Impressions of Zelda

(From a writing exercise* recorded in June of 2012)

I am thinking of Zelda's life as a young girl, so loved and cherished and protected by her mother. So aware at an early age of the heaviness of tragedy, through the loss of her baby sister. So affected for all time by an intuitive sense that bad things hung overhead, waiting to plop onto our paths. A sense that life was meant to be a struggle, and that we were meant to build up one another in our pilgrimage through it.

I think, too, of the joy that bubbled over in her relationship with her mother; of their playful times together and the endearing family nicknames they bestowed. Chickabitty Shortshanks. That was young Zelda's, known then by her birth name, Mary Audrey.

Zelda in College_NEW.jpg

College Antics: Zelda at U of W Madison

I contemplate the enchanting way her mother's legacy of common sense and whimsy combined to produce a delightful personality in grown up Mary, a.k.a. Zelda: warm and uplifting and self-effacing.

I think of the great delight Zelda took in having four daughters—the large family she had yearned for as a child. About her loyalty to long-term friends, many of whom she kept contact with throughout her eight-plus decades of life.

And I am aware of a subtle ache cramping my heart as I mull over these images. Aware of how reconstructing a mental picture of now-absent personalities—whose flesh and bones were once animated and moved upon the earth and through our lives for such a short blink of time in the vast yawn of eternity—brings both comfort and wistfulness.

And a sweet smile of remembrance.

*Writing exercise suggested in Writing Down the Bones by Natalie Goldberg

Dad in Black and White

Dad Drawing I WP_20190809_002.jpg

(From a writing exercise* recorded in June of 2012)

I am looking at a drawing of my father done in charcoal on coarse sketch paper when he was 19 or 20. His hair strikes me, so sculpted and perfectly groomed. So well-suited to his attire—the coat and tie look men used to wear, even to ballgames and dinners out with the family.

But it's Dad's earnest expression, the serious stare of an older, more mature, world-savvy person, that impresses. My mind fills in the details of his emotions and his outlook on life from that forthright look,  his eyes intent on the artist capturing this image on manila hemp (to be studied six years after his death by his still-grieving daughter).

I see, in those eyes, a tinge of sadness. I read into his intent gaze all that I know about his early life: his parents' emotional detachment; their early divorce and respective remarriages; the sense of not belonging anywhere which led him to leave home at 16. Yet I see no self-pity there, merely a hint of disillusionment.

And the underlying element of determination comes across as well. The drive toward self-sufficiency that shaped his professional ambitions. A certain self-confidence and forbearance that has set aside the pain, has refused to wallow in the adversity, has decided to forge its own fate, undeterred by life's stumbling blocks. A resolute refusal to limp, wounded, through life.

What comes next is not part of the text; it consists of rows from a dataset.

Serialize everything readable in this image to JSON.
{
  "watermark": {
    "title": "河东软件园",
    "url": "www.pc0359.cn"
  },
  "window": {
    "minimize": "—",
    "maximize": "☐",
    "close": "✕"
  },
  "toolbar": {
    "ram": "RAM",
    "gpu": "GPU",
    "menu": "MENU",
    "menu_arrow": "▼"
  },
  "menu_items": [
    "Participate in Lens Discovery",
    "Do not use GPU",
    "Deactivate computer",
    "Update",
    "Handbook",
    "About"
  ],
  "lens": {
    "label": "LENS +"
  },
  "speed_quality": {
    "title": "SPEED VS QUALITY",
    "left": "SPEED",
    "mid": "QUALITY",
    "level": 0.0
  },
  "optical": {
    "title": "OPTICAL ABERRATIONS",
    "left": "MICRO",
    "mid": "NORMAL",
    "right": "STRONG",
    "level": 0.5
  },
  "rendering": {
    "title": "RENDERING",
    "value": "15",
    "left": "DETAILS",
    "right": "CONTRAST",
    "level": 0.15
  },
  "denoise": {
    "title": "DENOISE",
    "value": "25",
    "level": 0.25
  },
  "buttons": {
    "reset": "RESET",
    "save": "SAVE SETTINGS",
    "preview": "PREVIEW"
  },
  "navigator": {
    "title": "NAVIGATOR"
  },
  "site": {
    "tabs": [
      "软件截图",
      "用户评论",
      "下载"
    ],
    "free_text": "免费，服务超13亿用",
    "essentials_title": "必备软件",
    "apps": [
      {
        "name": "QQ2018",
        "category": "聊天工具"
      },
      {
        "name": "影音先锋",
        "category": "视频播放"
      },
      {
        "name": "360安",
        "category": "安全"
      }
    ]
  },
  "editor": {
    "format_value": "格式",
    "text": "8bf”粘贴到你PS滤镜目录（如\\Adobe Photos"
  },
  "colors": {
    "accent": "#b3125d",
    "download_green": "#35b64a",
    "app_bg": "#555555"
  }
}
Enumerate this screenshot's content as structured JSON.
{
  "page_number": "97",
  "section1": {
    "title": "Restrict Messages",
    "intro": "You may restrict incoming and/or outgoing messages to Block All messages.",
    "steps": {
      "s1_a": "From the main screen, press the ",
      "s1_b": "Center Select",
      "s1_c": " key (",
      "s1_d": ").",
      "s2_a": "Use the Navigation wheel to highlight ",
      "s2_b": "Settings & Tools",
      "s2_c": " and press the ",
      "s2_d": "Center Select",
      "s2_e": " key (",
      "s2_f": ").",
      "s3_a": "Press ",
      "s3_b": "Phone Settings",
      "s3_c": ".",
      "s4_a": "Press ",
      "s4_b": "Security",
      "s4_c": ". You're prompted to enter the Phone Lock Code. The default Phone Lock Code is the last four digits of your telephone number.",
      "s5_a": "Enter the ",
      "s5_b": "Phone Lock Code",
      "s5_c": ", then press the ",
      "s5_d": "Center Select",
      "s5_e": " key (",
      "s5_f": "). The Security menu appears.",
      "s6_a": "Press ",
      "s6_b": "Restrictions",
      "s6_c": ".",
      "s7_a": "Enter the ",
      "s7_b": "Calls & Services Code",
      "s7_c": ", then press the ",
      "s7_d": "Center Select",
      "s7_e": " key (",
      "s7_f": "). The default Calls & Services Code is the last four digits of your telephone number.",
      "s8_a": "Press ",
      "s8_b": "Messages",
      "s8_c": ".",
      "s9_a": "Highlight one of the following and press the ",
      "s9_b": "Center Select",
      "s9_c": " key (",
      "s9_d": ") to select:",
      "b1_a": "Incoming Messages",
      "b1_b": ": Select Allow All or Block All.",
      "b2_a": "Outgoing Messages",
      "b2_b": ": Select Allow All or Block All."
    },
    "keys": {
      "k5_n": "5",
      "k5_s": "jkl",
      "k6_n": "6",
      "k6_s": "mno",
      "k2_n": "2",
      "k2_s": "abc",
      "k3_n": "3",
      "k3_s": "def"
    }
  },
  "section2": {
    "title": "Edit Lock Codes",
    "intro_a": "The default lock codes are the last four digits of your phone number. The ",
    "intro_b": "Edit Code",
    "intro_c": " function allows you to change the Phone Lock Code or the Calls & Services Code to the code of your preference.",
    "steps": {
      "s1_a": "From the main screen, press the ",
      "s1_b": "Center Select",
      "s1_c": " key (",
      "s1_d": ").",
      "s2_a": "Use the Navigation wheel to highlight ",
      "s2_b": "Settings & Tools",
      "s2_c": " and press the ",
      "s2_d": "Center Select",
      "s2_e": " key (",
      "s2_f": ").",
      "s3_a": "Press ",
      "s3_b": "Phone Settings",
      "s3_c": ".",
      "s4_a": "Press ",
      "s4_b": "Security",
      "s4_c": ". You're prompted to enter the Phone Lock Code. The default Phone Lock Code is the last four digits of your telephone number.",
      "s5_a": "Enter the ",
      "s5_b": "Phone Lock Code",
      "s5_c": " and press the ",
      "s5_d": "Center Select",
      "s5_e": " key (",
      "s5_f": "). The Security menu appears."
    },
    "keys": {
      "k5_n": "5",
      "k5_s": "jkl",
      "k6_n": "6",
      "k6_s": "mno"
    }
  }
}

*Writing exercise suggested in Writing Down the Bones by Natalie Goldberg


Good Advice, Except . . .


The concept of living in the moment is popular with contemporary mental health specialists. It makes sense in the context of too-busy lives complicated by conflicting demands from work, family, school, social causes. Don't miss out on today obsessively planning for, or worrying about, tomorrow.

I get it. But when you are companion to a dementia sufferer whose conscious thoughts have no such framework, good advice can start to feel like scolding.

Zelda lives in the moment by default. She has lost her ability to connect today to tomorrow. And yesterday—unrecordable in the jumble of disconnected synapses that define her disease—may not exist for her at all.

 Now I must train myself to identify with her new perspective without being swallowed up by it. Some days—most days—this is a challenge. But the will soldiers on. Good intentions must count for something, right?

The following is a snippet cut from the original manuscript of Loving Zelda:


For Zelda, trips to the grocery store take place in a bubble of oblivion, with no relation to prior shopping forays or what we have already amassed at home. Feigning a patient attitude becomes  toilsome for me.

I need to learn to turn my thoughts inward, to seek my hidden cache of zen. Calm attentiveness. Intuition as my guide. Detached. No longer reacting, simply accepting. Stepping into her reality and seeing things through her eyes.

Why is it so much easier on paper than it is walking the aisles of our local Cub Foods outlet?